The American brand U.S. Polo Assn. in embracing an eco-friendly programme focused on a reduced use of water, recyclable plastics, and a use of chemical solvents that pollute less, launched the Vega 141 sneaker on Earth Day (22 April), with the shoe’s upper featuring innovative “wet pu” material obtained from “wetborne” polymers prepared by substituting chemical solvents with water. This special productive process makes the polymers hydrophilic (meaning they can be dissolved in water), with the fabric resembling genuine leather as a result.
Circularity as a best business practice
The American company Vans announces new global goals of sustainability and responsibility that it is committed to achieving by 2030, aiding the United Nations in achieving the organisation’s Sustainable Development Goal number 12 (sustainable consumption and production patterns). The goals include using 100% regenerative materials, responsibly sourced, renewable or recyclable; a 43% reduction of CO2 emissions; and the replacement of single-use plastic packaging with other sustainable and recyclable sources. There will then be 100% renewable energy sources in all owned and operated facilities (in 2017, Vans already obtained LEED Platinum certification, one of the highest standards for sustainable buildings in the world). Plus, there will be ethical initiatives for sustainable work practices.
For the first time in Italy, the Milan start-up ACBC obtains B Corporation certification, thereby reinforcing its leadership in innovation with a focus on sustainability. Since it was first founded in 2017, it has focused on the production of green products with research and development aimed at the composition of animal-free, bio-based, and recycled materials. Its shoes, which can be sent back to the company at the end of their lifecycle, are converted into anti-shock mats for playground floors. This commitment has allowed ACBC to obtain B LAB certification, with the support of Nativa Regenerative Design Company, a reality that accelerates the evolution of companies towards an economic, sustainable, and regenerative goal, thus underlining how the company operates with precise standards and a strong focus on governance, community, people, and the environment.
Transparency reinforces the green orientation
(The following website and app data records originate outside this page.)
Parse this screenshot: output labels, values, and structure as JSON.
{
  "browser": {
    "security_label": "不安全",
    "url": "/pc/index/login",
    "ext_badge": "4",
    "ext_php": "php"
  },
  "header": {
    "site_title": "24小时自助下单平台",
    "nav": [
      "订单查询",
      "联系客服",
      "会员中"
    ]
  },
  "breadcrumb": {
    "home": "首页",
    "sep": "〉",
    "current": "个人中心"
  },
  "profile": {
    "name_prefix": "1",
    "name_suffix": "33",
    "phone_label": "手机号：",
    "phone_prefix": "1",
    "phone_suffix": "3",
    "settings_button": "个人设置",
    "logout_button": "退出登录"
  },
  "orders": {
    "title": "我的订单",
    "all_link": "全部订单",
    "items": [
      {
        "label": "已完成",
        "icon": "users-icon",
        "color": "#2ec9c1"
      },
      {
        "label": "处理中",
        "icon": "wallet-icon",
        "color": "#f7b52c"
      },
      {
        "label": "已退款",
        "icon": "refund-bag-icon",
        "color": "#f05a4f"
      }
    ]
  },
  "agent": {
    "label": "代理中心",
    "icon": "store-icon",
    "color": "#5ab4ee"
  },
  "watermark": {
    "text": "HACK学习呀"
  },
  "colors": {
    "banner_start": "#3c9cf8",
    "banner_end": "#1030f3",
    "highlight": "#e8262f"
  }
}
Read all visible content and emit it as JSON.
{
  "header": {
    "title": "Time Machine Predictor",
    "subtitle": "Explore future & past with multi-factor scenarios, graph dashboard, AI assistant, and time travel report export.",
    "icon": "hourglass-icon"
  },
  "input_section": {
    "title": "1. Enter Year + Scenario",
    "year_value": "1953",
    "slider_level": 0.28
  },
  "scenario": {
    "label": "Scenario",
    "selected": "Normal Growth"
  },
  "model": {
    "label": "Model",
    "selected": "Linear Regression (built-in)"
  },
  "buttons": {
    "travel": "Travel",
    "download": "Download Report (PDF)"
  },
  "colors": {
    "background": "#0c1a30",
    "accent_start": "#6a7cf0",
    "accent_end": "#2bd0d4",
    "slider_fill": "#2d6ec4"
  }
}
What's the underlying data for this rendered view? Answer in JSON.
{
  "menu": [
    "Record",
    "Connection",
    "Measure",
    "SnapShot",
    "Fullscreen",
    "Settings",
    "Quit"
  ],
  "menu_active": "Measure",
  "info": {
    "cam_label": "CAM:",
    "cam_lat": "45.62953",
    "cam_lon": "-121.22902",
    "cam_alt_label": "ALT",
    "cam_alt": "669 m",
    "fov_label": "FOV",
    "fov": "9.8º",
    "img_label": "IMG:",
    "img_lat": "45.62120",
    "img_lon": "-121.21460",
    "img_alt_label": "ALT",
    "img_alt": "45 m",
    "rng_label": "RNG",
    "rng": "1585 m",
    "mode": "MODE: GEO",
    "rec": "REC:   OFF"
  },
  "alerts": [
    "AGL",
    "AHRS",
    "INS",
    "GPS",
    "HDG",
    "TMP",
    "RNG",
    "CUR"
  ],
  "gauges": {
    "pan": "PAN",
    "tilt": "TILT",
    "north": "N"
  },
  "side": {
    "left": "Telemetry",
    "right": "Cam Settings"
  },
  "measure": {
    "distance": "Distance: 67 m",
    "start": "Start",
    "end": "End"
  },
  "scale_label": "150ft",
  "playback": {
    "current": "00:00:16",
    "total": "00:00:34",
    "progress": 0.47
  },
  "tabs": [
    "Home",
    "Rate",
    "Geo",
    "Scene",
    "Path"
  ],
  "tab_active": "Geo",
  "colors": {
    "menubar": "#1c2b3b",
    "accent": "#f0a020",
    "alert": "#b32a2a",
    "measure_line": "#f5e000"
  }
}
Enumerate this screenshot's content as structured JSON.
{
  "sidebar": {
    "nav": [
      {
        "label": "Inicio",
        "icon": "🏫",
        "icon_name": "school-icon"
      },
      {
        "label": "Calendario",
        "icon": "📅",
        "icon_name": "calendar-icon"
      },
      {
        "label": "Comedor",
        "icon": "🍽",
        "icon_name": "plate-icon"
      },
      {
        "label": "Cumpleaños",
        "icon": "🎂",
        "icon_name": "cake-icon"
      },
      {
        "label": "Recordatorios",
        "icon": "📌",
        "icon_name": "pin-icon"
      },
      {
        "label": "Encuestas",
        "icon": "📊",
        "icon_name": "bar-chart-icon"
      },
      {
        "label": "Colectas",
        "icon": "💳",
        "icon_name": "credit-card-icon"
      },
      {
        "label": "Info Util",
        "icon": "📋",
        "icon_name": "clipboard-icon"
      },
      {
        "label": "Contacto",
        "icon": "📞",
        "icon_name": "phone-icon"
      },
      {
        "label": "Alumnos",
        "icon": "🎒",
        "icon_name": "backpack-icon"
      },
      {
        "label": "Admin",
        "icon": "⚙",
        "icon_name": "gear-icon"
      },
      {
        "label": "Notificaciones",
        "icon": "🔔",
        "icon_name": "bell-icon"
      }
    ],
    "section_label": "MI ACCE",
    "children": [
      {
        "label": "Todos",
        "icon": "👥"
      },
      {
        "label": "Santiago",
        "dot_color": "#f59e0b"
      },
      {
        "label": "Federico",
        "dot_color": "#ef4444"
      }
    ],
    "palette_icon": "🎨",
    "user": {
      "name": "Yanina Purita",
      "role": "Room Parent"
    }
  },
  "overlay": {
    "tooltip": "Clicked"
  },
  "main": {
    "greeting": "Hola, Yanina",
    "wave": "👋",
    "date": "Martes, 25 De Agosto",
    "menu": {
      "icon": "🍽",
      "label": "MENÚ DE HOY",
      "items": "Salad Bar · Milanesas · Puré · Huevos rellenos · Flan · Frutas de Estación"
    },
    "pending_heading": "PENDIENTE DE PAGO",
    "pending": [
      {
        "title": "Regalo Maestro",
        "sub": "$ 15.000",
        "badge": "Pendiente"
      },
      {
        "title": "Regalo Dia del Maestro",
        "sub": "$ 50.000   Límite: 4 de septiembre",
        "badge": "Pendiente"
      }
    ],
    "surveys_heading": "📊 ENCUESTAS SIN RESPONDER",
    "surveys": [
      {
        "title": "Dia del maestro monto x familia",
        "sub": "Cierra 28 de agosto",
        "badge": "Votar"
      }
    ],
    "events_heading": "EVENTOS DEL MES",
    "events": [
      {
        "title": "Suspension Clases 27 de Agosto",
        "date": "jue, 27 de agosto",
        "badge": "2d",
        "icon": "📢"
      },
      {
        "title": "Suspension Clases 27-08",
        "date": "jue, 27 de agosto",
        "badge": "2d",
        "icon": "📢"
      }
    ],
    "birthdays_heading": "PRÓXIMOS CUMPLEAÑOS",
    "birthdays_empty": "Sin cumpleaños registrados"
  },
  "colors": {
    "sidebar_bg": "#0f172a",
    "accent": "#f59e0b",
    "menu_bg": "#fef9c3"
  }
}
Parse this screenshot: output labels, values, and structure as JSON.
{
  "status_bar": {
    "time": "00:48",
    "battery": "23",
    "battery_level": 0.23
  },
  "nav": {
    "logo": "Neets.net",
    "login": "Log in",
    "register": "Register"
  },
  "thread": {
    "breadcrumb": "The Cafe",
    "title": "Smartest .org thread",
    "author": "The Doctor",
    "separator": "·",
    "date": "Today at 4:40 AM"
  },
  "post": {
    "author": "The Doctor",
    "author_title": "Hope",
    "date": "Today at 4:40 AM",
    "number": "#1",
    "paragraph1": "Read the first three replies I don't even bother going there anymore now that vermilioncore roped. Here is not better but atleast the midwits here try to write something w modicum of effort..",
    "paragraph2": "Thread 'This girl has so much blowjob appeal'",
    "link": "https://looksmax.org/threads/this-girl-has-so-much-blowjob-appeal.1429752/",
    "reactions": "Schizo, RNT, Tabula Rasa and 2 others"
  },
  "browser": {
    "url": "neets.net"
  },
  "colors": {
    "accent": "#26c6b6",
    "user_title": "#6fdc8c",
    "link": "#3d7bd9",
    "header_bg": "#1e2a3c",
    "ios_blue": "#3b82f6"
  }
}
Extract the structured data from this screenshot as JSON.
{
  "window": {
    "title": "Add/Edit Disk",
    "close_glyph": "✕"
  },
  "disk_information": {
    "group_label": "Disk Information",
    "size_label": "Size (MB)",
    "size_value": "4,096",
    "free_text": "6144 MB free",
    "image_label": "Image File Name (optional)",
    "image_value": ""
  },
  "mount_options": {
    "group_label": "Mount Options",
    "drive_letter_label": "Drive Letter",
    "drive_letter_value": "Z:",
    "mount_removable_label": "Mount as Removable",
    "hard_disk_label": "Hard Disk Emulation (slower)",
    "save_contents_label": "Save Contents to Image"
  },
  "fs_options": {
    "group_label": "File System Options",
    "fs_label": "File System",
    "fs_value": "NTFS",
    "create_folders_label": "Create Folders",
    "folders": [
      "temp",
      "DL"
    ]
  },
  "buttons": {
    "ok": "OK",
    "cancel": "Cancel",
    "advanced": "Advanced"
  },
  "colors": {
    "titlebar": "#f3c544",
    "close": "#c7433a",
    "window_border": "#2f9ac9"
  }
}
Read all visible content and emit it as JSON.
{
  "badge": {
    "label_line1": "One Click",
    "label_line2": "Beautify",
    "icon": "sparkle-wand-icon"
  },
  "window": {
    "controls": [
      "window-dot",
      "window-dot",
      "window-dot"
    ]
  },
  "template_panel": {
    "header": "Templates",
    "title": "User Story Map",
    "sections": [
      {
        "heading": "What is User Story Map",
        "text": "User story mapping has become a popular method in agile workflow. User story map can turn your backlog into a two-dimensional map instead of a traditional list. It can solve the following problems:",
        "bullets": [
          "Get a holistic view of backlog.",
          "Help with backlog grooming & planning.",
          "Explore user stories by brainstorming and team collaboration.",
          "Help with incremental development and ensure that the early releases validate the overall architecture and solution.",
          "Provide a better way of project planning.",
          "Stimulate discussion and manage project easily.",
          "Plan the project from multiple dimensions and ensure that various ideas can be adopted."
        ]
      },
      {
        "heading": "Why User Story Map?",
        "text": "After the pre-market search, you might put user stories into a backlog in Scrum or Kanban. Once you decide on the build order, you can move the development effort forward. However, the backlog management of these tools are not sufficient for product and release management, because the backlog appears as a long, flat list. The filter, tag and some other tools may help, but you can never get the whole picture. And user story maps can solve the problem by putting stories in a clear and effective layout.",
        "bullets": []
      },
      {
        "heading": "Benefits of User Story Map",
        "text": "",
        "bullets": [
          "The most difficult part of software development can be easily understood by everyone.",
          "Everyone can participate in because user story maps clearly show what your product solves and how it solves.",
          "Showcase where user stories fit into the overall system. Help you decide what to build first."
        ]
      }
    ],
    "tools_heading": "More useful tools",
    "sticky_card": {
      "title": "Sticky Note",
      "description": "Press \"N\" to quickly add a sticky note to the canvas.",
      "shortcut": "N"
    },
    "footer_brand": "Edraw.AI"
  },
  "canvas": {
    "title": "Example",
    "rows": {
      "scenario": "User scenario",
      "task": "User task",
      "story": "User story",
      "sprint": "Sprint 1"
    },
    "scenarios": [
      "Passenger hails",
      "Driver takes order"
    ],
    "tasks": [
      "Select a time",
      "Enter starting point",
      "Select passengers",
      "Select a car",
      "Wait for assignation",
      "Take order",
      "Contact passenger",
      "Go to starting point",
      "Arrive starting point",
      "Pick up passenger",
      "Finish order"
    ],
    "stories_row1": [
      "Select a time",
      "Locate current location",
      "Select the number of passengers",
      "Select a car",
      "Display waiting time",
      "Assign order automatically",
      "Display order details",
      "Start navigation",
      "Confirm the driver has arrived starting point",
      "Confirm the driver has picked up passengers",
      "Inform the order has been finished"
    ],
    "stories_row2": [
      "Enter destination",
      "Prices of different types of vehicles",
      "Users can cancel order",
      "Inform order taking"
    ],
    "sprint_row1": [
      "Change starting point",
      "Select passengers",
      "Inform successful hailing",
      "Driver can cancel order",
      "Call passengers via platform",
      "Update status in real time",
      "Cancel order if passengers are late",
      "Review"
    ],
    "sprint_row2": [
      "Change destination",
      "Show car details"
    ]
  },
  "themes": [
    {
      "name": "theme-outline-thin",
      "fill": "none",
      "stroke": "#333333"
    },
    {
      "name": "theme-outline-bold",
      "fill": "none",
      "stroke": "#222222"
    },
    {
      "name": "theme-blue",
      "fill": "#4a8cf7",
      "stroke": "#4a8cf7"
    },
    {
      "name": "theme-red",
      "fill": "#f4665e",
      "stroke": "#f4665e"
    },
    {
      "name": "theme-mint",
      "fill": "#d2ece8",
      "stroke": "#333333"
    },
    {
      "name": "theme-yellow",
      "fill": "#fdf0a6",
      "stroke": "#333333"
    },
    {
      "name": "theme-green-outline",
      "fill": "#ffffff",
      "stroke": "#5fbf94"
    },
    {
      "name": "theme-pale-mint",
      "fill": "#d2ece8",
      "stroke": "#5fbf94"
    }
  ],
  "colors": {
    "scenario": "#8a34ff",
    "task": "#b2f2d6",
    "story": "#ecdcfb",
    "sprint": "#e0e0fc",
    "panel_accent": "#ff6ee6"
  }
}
A brand of ethical and sustainable sneakers founded by Umberto De Marco in 2008, YATAY launched the manifesto “How to Make a YATAY” from the CNMI (National Chamber of Italian Fashion) digital platform, as a declaration of sustainability that recounts the preferred pathway of materials, production, and style in its footwear. A communication campaign that has a friendly approach to the digital world that includes direct discussions and dialogue with its public, with whom it shares the same values. In the video, YATAY presents its handmade bio-sneakers featuring an upper made from polymers extracted from cereals and corn, a recycled PET external finish, a cellulose lining from 100% sustainable plantations, and a sole from recycled tires, for shoes that are animal-free and characterised by a slow fashion philosophy.